15 December, 2003Issue 3.1Creative WritingOriginal Poetry

Email This Article Print This Article

On the Side of Forgetting

Carmen Bugan


We stood in the main doorway

according to the custom of important days

(usually marked by the village priest)

with holy water dripping from dry basil

but now recorded in the slow turn of hinges):

Come back, you said, I will, I said.

You stored the coffers with my dowry

and we walked to the station before dawn.

The moon whitened the crossing of dirt roads

spread like open palms.


When I learned the new language

and abandoned the old one,

I practiced pronouncing new words

and felt new in their newness

but your knitted pullover always gives me away.

When leaves turned their backs in storms

I sat imagining that I was a child by the sea

whistling through a flute made of cornstalk.

Once I saw you in the crisscross of afternoon sunlight,

lighting a candle under stained glass—

a heart beating under the ribs of a city

you will never see.

The church orchestra practiced for Evensong

and something in me, like the breath released

from the throat of the flute escaped:

I mattered to no one there.


This morning I awoke to the sound

of birds inside of the yellow of gorse bushes,

the hands of hills are in the sea,

Tory island is a boat without sails.

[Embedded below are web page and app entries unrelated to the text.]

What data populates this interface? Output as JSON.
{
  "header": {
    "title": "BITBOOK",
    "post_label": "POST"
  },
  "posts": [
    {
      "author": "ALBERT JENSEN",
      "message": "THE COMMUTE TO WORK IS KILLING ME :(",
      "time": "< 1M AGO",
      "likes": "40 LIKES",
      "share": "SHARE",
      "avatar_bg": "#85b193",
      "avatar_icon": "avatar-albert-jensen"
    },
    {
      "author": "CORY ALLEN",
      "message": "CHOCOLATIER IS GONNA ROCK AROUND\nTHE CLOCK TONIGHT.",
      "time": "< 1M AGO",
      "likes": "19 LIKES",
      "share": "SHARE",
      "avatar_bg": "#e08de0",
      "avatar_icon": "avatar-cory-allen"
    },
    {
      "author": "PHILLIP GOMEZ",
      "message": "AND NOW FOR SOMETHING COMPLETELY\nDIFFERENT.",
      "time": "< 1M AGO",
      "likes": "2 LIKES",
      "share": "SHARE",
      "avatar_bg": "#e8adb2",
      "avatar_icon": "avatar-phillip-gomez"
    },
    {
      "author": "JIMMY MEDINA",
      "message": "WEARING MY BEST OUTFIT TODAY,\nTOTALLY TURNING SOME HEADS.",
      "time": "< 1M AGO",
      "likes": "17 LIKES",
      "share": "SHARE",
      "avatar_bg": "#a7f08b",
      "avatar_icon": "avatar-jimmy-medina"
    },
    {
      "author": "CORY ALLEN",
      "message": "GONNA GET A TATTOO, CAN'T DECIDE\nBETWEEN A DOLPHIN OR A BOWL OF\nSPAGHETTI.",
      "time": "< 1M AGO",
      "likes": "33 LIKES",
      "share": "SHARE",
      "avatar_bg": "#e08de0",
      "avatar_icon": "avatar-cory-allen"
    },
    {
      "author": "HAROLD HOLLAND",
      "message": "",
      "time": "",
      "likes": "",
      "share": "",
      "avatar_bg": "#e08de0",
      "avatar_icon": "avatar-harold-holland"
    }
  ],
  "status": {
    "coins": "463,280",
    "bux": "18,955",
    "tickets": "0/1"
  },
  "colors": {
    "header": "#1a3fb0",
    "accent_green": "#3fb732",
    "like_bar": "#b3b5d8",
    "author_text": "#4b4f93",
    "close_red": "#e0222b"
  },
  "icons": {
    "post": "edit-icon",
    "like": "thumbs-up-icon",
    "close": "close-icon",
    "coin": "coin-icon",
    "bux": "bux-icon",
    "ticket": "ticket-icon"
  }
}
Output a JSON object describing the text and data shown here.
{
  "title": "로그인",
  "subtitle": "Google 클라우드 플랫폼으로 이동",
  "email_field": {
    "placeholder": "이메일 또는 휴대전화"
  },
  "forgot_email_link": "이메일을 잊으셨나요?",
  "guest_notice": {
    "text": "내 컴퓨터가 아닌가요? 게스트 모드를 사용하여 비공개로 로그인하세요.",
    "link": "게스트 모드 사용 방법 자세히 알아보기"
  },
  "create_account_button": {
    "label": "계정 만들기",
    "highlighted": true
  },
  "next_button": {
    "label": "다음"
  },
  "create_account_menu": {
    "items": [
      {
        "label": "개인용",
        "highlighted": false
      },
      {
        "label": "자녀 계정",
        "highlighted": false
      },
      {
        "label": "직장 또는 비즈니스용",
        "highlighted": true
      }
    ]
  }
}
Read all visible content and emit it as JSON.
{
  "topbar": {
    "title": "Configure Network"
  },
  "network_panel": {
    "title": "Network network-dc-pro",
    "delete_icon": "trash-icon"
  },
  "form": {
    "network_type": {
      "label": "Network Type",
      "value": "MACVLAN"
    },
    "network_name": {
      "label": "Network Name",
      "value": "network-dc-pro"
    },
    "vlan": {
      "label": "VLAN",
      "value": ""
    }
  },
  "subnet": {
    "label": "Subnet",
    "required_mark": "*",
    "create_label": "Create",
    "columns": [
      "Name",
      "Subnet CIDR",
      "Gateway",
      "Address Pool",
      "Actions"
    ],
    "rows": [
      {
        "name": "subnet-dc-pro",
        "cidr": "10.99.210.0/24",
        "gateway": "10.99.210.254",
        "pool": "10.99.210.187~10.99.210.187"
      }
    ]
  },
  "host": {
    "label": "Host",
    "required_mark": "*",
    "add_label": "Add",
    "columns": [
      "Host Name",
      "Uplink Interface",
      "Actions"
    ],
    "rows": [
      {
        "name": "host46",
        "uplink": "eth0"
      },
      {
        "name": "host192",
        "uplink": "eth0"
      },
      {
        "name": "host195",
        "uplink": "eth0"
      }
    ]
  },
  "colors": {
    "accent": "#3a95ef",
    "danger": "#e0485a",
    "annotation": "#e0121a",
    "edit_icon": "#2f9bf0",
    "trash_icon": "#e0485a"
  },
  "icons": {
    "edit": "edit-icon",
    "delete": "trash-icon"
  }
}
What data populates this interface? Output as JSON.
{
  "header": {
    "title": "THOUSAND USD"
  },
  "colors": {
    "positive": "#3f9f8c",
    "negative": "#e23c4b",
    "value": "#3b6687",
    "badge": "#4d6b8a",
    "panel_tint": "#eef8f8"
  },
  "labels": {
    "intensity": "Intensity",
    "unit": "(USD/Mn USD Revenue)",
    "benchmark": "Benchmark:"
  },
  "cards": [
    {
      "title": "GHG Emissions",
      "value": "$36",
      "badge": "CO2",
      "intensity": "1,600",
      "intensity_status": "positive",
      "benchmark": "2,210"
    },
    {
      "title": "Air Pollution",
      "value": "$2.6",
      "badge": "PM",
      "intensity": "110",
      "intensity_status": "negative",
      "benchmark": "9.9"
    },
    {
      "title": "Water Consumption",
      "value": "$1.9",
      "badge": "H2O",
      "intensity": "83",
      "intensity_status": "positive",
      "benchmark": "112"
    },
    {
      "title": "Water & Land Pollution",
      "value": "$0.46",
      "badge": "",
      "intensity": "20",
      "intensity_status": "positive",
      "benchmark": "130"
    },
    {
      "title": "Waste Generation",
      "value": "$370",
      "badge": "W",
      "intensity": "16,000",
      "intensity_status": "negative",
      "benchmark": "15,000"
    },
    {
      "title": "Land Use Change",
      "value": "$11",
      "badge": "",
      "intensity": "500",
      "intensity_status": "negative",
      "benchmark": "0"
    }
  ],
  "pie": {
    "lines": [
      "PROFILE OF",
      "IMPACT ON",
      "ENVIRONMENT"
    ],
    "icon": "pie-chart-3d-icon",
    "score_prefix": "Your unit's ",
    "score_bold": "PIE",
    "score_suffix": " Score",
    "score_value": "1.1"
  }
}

You whisper to me from hawthorns and hazels,

the earth will remember you.

Your wooden cross appears to me

through the rain washing the cemetery.

I want to walk around your grave

three times, light incense and a candle

inside the rusted bottomless bucket

lodged in the earth next to your head.

Carmen Bugan‘s collection of poems, Crossing the Carpathians, will be published by Oxford Poets/Carcanet next October. She is a DPhil student at Balliol College, Oxford, writing on Seamus Heaney.